This study demonstrates (at 25°C) that nematode dose can be manipulated to increase mortality of a particular host. Mortality or percentage of hosts with nematode recycling increased for P. xylostella from 52 to 92% and for T. molitor from 77 to 100% at the higher concentration of 500 IJs/host. De Carvalho Barbosa Negrisoli et al. (2013) demonstrated a similar trend where mortality of Anagasta (Ephestia) kueniella (Zeller, Lepidoptera: Pyralidae) was increased by increasing the dose from 10 to 200 IJs/insect using five strains of Heterorhabditis and three strains of Steinernema. Similarly, mortality of A. ipsilon in this study increased with increased IJ concentration from 1 IJ/larva to reach a LC70 at 31 IJs/larva.

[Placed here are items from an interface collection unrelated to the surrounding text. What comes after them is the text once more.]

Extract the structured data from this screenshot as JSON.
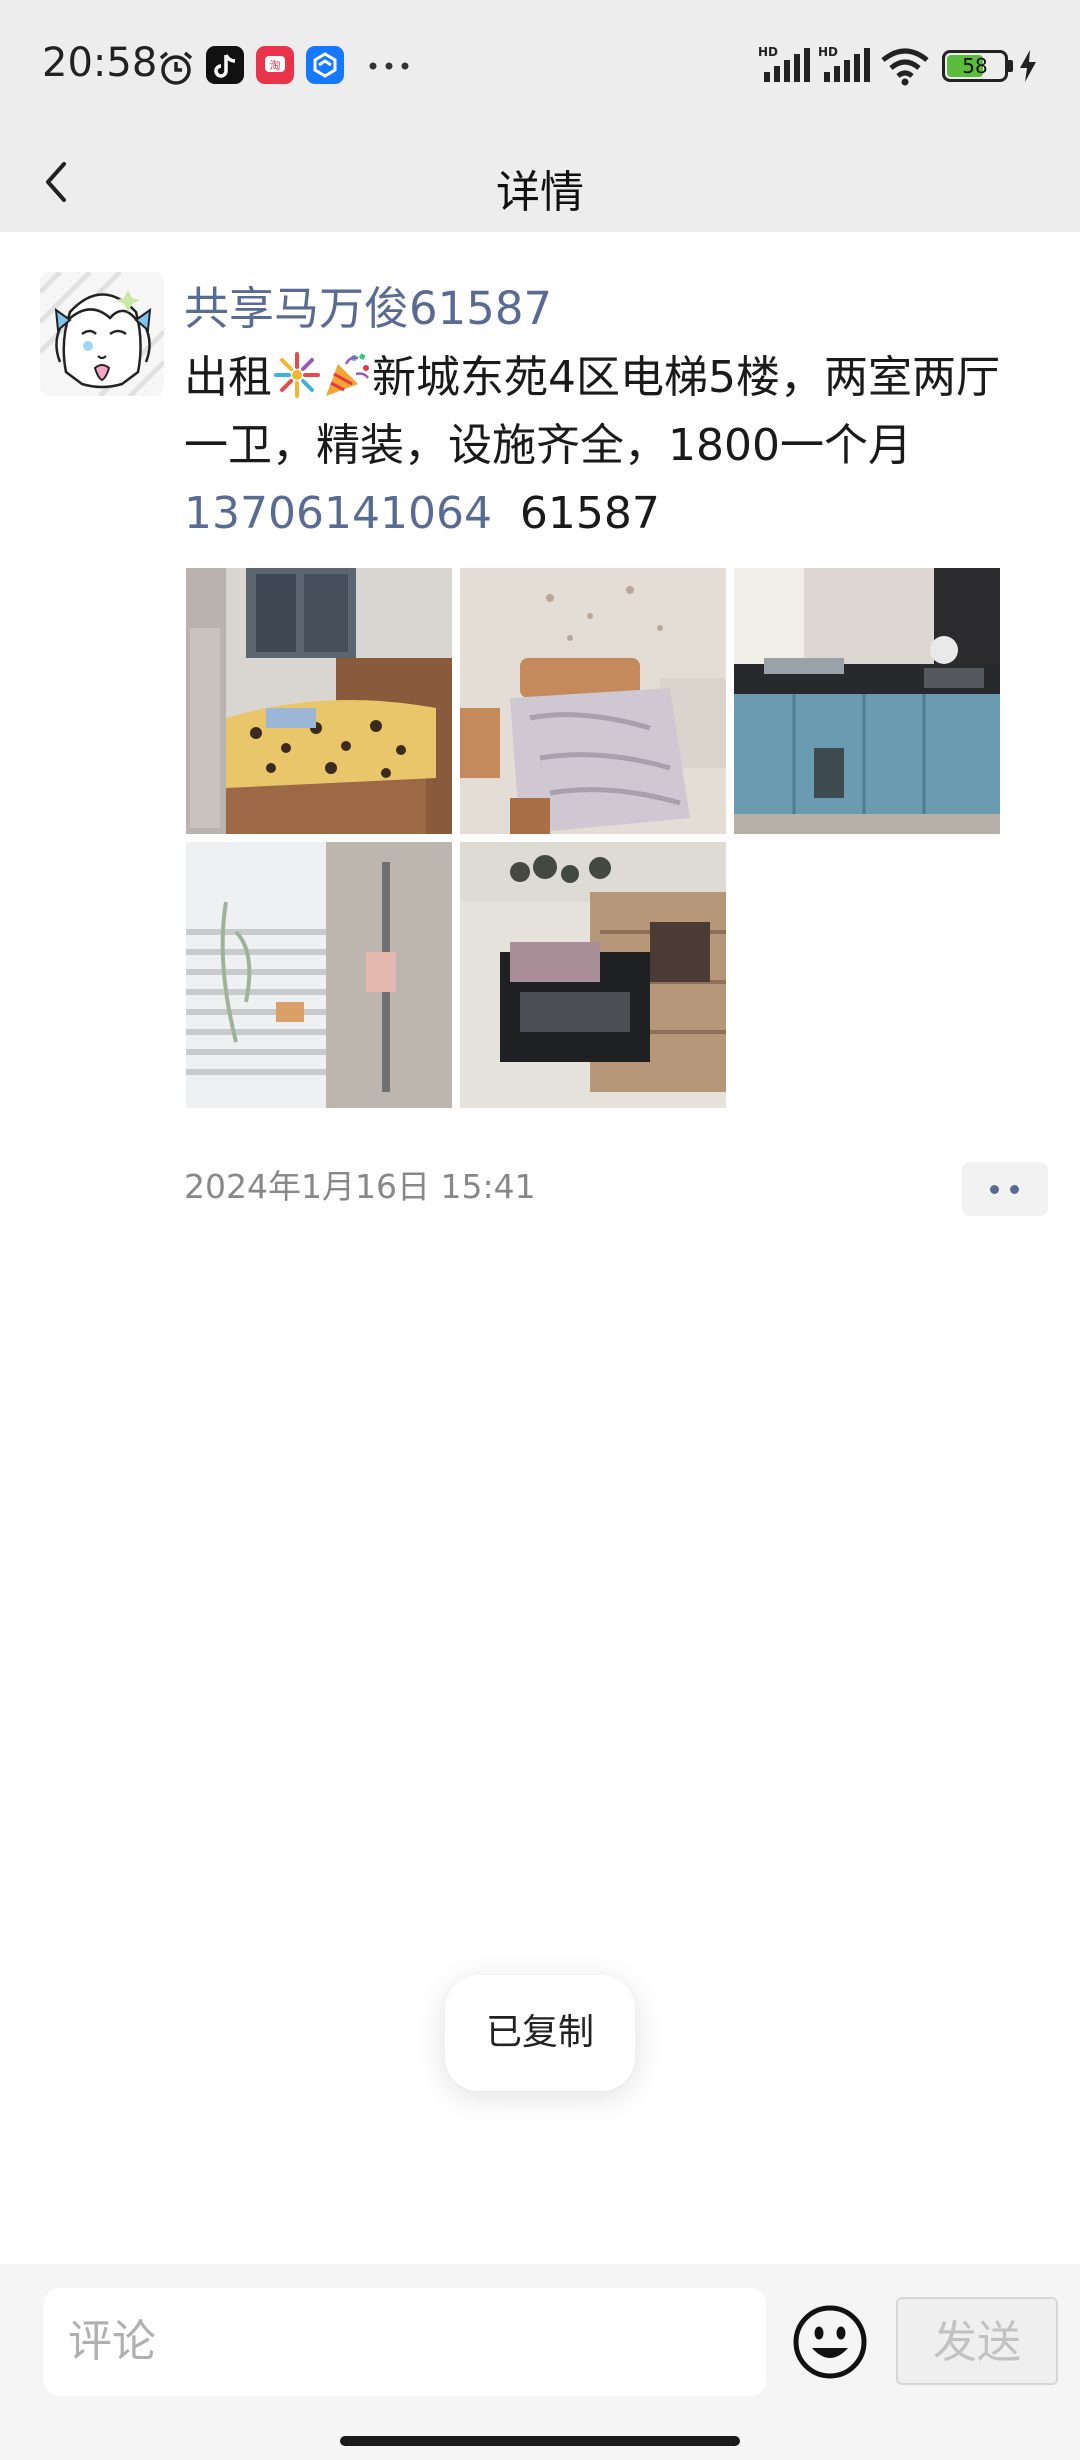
{
  "status_bar": {
    "time": "20:58",
    "battery": "58",
    "notification_icons": [
      "alarm-icon",
      "tiktok-icon",
      "taobao-icon",
      "blue-app-icon",
      "more-icon"
    ]
  },
  "header": {
    "title": "详情",
    "back_icon": "back-chevron-icon"
  },
  "post": {
    "username": "共享马万俊61587",
    "text_before_emoji": "出租",
    "text_after_emoji": "新城东苑4区电梯5楼，两室两厅一卫，精装，设施齐全，1800一个月",
    "phone": "13706141064",
    "code": "61587",
    "photos": [
      "bedroom-photo-1",
      "bedroom-photo-2",
      "kitchen-photo",
      "bathroom-photo",
      "living-room-photo"
    ],
    "timestamp": "2024年1月16日 15:41"
  },
  "toast": {
    "text": "已复制"
  },
  "footer": {
    "comment_placeholder": "评论",
    "send_label": "发送"
  }
}
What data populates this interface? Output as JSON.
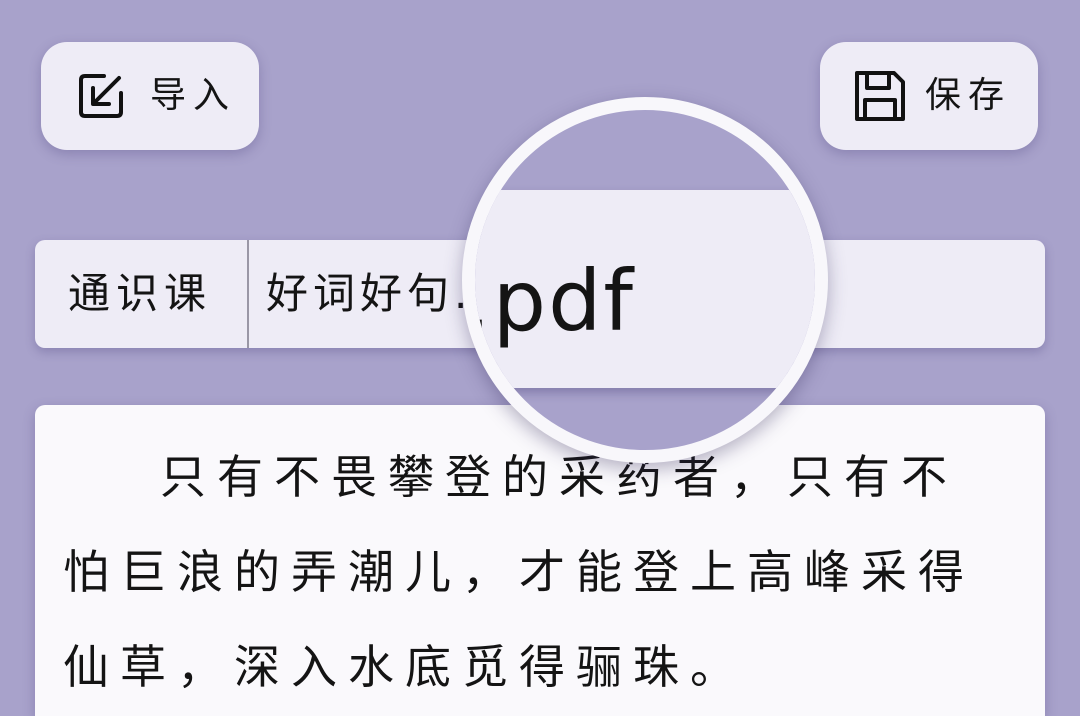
{
  "toolbar": {
    "import": {
      "label": "导入",
      "icon": "import-icon"
    },
    "save": {
      "label": "保存",
      "icon": "save-icon"
    }
  },
  "file_bar": {
    "category": "通识课",
    "filename": "好词好句.pdf"
  },
  "editor": {
    "lines": [
      "只有不畏攀登的采药者，只有不",
      "怕巨浪的弄潮儿，才能登上高峰采得",
      "仙草，深入水底觅得骊珠。"
    ]
  },
  "colors": {
    "background": "#a8a2cb",
    "panel": "#eeecf6",
    "editor": "#faf9fc",
    "text": "#141414",
    "lens_ring": "#f8f7fb"
  }
}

Different life stages have also been found to differ in susceptibility to EPNs. In particular, larvae have been found to be more susceptible than pupae (Theunis, 1998; De Carvalho Barbosa Negrisoli et al., 2013; Garcia-del-Pino et al., 2013; Malan et al., 2011). De Carvalho Barbosa Negrisoli et al. (2013) found that mortality of A. kueniella larvae was higher than that of pupae. They achieved maximum mortality of 96 and 80% with larvae and pupae, respectively. Similarly, in the current study, larvae of E. saccharina, S. calamistis, and C. pomonella were more susceptible than their pupal stages, at 3 and 7 d incubation for larvae and pupae, respectively.
This study demonstrated that the optimum temperature for the infectivity of S. innovationi is between 22 and 25°C. Host range results provide a guideline to indicate relative virulence of this new species against different hosts suggesting its application for control of different pests. Furthermore, this means that the in vitro production medium/protocol (Ramakuwela et al., 2016) did not detrimentally affect the biology of the nematode, yielded virulent IJs. Being an intermediate forager, this strain carries potential for targeting insect pests near the soil surface as well as deeper into the soil.
The authors would like to thank Dr. Harry K. Kaya and Dr. David I. Shapiro-Ilan for editing the manuscript. Special thanks to the Insect Pathology Laboratory personnel at ARC-SG for technical assistance. This research was supported by the South African Parliamentary Grant Programme of the Agricultural Research Council (ARC) under the project “Development of Bioinsecticides” (Project No: P15000017).
Mean number of infective juveniles (IJs) of
Mean number of infective juveniles (IJs) of
Mean mortality and confirmation of nematode development in different insect hosts post inoculation with 50 or 500 infective juveniles/host of
Mean mortality and confirmation of nematode development in different insect hosts post inoculation with 50 or 500 infective juveniles/host of